Following his reelection into his fourth term, President Franklin Delano Roosevelt’s health was obviously and dramatically declining. With debilitation from the polio and the stress of wartime leadership, FDR left to calm his nerves at Warm Springs, Georgia, for some needed rest and relaxation. He was accompanied by his mistress, Lucy Mercer; two of his cousins; his beloved dog, Fala; and the artist working on his presidential portrait, Elizabeth Shoumatoff. Mercer pushed Shoumatoff to paint FDR’s portrait as it had not been created due to Roosevelt’s busy time in office. She accepted and started the painting. On April 12th, 1945, Shoumatoff was a few weeks into painting when, at 1:00 in the afternoon, the president complained of a tremendous pain in the back of his head. Immediately, he fell forward, unresponsive. Emergency lines were contacted to aid the president in his time of need. They arrived and attempted as much as they could possible accomplish. Unfortunately, at 3:35 the same day President Franklin Delano Roosevelt passed away from a cerebral hemorrhage, ultimately leaving a nation and its people behind him. The nation and the world was devastated. A train was sent to Warm Springs to carry him to Washington to be buried. The American people crowded to tracks to watch their leader pass by them towards his final resting place. Harry S. Truman, FDR’s final Vice President, swore in to the presidency shortly after the tragic loss. FDR dealt with the nation’s greatest depression and the world’s greatest conflict only to never see an Allied victory in both Europe and the Pacific. FDR: a truly defining character of the 20th century, and a truly inspiring President of the United States.

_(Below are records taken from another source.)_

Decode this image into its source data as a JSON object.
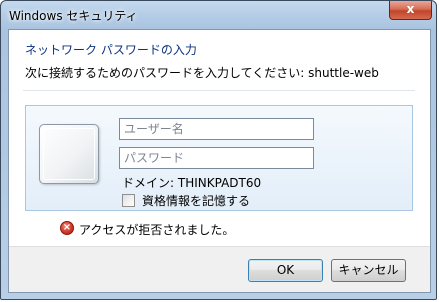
{
  "window": {
    "title": "Windows セキュリティ",
    "close_label": "x"
  },
  "dialog": {
    "heading": "ネットワーク パスワードの入力",
    "prompt": "次に接続するためのパスワードを入力してください: shuttle-web",
    "username_placeholder": "ユーザー名",
    "password_placeholder": "パスワード",
    "domain_text": "ドメイン: THINKPADT60",
    "remember_label": "資格情報を記憶する",
    "remember_checked": false,
    "error_text": "アクセスが拒否されました。"
  },
  "buttons": {
    "ok_label": "OK",
    "cancel_label": "キャンセル"
  },
  "colors": {
    "heading": "#0c327e",
    "close_button": "#c1452b",
    "error_icon": "#d23a2a"
  },
  "icons": {
    "error": "error-icon",
    "close": "close-icon",
    "user_tile": "user-tile-icon"
  }
}
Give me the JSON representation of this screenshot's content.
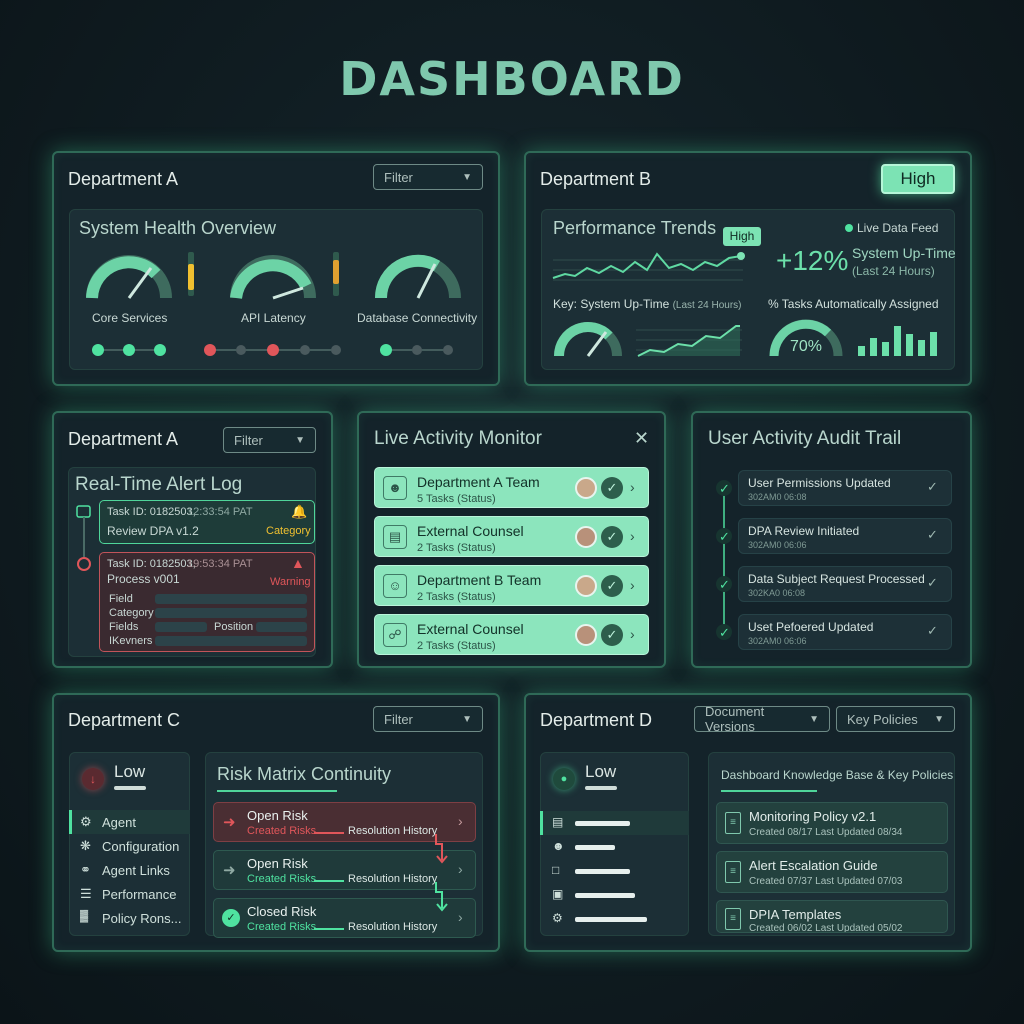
{
  "title": "DASHBOARD",
  "colors": {
    "accent": "#7fc8ad",
    "green": "#3fe29a",
    "red": "#e0565a",
    "yellow": "#f0c030",
    "panel": "#14232a"
  },
  "panel_a_top": {
    "title": "Department A",
    "filter": "Filter",
    "card_title": "System Health Overview",
    "gauges": [
      {
        "label": "Core Services",
        "level": 0.8
      },
      {
        "label": "API Latency",
        "level": 0.9
      },
      {
        "label": "Database Connectivity",
        "level": 0.75
      }
    ]
  },
  "panel_b_top": {
    "title": "Department B",
    "badge": "High",
    "card_title": "Performance Trends",
    "peak_label": "High",
    "live_feed": "Live Data Feed",
    "delta": "+12%",
    "uptime_label": "System Up-Time",
    "uptime_sub": "(Last 24 Hours)",
    "key_label": "Key: System Up-Time",
    "key_sub": "(Last 24 Hours)",
    "tasks_label": "% Tasks Automatically Assigned",
    "tasks_value": "70%"
  },
  "panel_alert": {
    "title": "Department A",
    "filter": "Filter",
    "card_title": "Real-Time Alert Log",
    "items": [
      {
        "task_id": "Task ID: 0182503,",
        "time": "12:33:54 PAT",
        "name": "Review DPA v1.2",
        "tag": "Category"
      },
      {
        "task_id": "Task ID: 0182503,",
        "time": "19:53:34 PAT",
        "name": "Process v001",
        "tag": "Warning"
      }
    ],
    "fields": [
      "Field",
      "Category",
      "Fields",
      "IKevners"
    ],
    "position_label": "Position"
  },
  "panel_activity": {
    "title": "Live Activity Monitor",
    "rows": [
      {
        "name": "Department A Team",
        "status": "5 Tasks (Status)"
      },
      {
        "name": "External Counsel",
        "status": "2 Tasks (Status)"
      },
      {
        "name": "Department B Team",
        "status": "2 Tasks (Status)"
      },
      {
        "name": "External Counsel",
        "status": "2 Tasks (Status)"
      }
    ]
  },
  "panel_audit": {
    "title": "User Activity Audit Trail",
    "items": [
      {
        "title": "User Permissions Updated",
        "date": "302AM0 06:08"
      },
      {
        "title": "DPA Review Initiated",
        "date": "302AM0 06:06"
      },
      {
        "title": "Data Subject Request Processed",
        "date": "302KA0 06:08"
      },
      {
        "title": "Uset Pefoered Updated",
        "date": "302AM0 06:06"
      }
    ]
  },
  "panel_c": {
    "title": "Department C",
    "filter": "Filter",
    "level": "Low",
    "menu": [
      "Agent",
      "Configuration",
      "Agent Links",
      "Performance",
      "Policy Rons..."
    ],
    "risk_title": "Risk Matrix Continuity",
    "risks": [
      {
        "title": "Open Risk",
        "sub": "Created Risks",
        "history": "Resolution History",
        "state": "red"
      },
      {
        "title": "Open Risk",
        "sub": "Created Risks",
        "history": "Resolution History",
        "state": "green"
      },
      {
        "title": "Closed Risk",
        "sub": "Created Risks",
        "history": "Resolution History",
        "state": "green"
      }
    ]
  },
  "panel_d": {
    "title": "Department D",
    "dropdown1": "Document Versions",
    "dropdown2": "Key Policies",
    "level": "Low",
    "kb_title": "Dashboard Knowledge Base & Key Policies",
    "docs": [
      {
        "title": "Monitoring Policy v2.1",
        "meta": "Created 08/17   Last Updated 08/34"
      },
      {
        "title": "Alert Escalation Guide",
        "meta": "Created 07/37   Last Updated 07/03"
      },
      {
        "title": "DPIA Templates",
        "meta": "Created 06/02   Last Updated 05/02"
      }
    ]
  }
}
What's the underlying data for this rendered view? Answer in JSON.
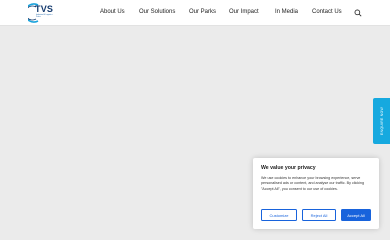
{
  "header": {
    "logo": {
      "text": "TVS",
      "subtitle": "Industrial & Logistics Parks"
    },
    "nav": [
      {
        "label": "About Us"
      },
      {
        "label": "Our Solutions"
      },
      {
        "label": "Our Parks"
      },
      {
        "label": "Our Impact"
      },
      {
        "label": "In Media"
      },
      {
        "label": "Contact Us"
      }
    ],
    "search_icon": "search-icon"
  },
  "side_tab": {
    "label": "ENQUIRE NOW"
  },
  "cookie_banner": {
    "title": "We value your privacy",
    "body": "We use cookies to enhance your browsing experience, serve personalised ads or content, and analyse our traffic. By clicking \"Accept All\", you consent to our use of cookies.",
    "buttons": {
      "customize": "Customize",
      "reject": "Reject All",
      "accept": "Accept All"
    }
  },
  "colors": {
    "brand_blue": "#143a6e",
    "accent_cyan": "#16a9df",
    "button_blue": "#1863dc",
    "hero_bg": "#ebebeb"
  }
}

(21) The only thing we have to fear...is the fact I forgot the snap a pic of his dog! This of course is the 32nd President of the United States Franklin Delano Roosevelt. This one is early from my personal collection so I only snapped one pic (and missed Elenor and the dog) He’s on a list for a reshot for 2019. This is from his memorial on the national mall in Washington (his asked for Memorial is in front of the national archives and is far more interesting) I’ll spare you the history lesson until I grab him again.